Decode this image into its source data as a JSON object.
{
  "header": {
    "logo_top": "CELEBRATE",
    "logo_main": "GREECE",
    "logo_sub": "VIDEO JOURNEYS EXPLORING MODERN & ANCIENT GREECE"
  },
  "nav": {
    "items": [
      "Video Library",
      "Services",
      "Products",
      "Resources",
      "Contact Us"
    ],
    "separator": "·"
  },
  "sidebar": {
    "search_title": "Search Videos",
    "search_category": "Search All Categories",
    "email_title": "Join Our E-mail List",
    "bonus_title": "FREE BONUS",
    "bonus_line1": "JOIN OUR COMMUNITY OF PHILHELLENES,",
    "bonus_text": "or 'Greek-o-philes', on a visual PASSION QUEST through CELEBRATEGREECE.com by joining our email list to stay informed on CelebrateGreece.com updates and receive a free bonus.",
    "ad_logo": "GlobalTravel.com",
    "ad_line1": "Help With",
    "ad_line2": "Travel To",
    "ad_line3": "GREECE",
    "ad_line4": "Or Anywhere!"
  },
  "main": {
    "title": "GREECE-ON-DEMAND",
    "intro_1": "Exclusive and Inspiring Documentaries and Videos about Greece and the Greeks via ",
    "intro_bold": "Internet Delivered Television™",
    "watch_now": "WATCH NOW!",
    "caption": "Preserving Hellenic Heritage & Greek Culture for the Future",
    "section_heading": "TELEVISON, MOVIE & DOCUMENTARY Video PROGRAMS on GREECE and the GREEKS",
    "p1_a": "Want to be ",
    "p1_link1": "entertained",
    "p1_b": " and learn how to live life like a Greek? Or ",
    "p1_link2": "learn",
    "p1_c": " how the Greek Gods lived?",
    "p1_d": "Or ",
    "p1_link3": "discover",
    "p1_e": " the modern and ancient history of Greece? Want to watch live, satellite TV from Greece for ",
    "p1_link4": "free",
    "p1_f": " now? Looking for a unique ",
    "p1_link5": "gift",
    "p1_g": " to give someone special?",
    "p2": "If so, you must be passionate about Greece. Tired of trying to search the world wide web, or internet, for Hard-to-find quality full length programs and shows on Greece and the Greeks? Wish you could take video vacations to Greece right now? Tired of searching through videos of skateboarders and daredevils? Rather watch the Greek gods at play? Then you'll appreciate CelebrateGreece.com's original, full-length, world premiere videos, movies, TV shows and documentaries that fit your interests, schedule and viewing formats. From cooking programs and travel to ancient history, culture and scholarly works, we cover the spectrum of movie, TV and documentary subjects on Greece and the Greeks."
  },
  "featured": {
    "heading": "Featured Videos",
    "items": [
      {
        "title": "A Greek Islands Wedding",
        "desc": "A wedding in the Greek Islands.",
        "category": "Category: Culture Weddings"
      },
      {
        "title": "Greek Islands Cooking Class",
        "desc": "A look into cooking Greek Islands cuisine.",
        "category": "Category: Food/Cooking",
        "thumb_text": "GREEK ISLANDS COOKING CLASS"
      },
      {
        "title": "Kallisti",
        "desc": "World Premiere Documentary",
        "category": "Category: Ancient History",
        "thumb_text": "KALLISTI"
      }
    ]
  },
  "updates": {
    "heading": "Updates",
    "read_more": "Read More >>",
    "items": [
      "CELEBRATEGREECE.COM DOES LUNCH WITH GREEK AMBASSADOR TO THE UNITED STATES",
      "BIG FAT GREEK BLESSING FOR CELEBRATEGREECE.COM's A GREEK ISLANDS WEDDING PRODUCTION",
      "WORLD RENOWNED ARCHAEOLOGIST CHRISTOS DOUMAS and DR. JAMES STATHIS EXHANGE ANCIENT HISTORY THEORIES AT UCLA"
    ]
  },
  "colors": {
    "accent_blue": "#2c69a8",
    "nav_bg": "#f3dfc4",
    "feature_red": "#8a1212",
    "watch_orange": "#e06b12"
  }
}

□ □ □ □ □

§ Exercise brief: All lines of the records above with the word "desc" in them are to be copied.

§ Finished exercise:
        "desc": "A wedding in the Greek Islands.",
        "desc": "A look into cooking Greek Islands cuisine.",
        "desc": "World Premiere Documentary",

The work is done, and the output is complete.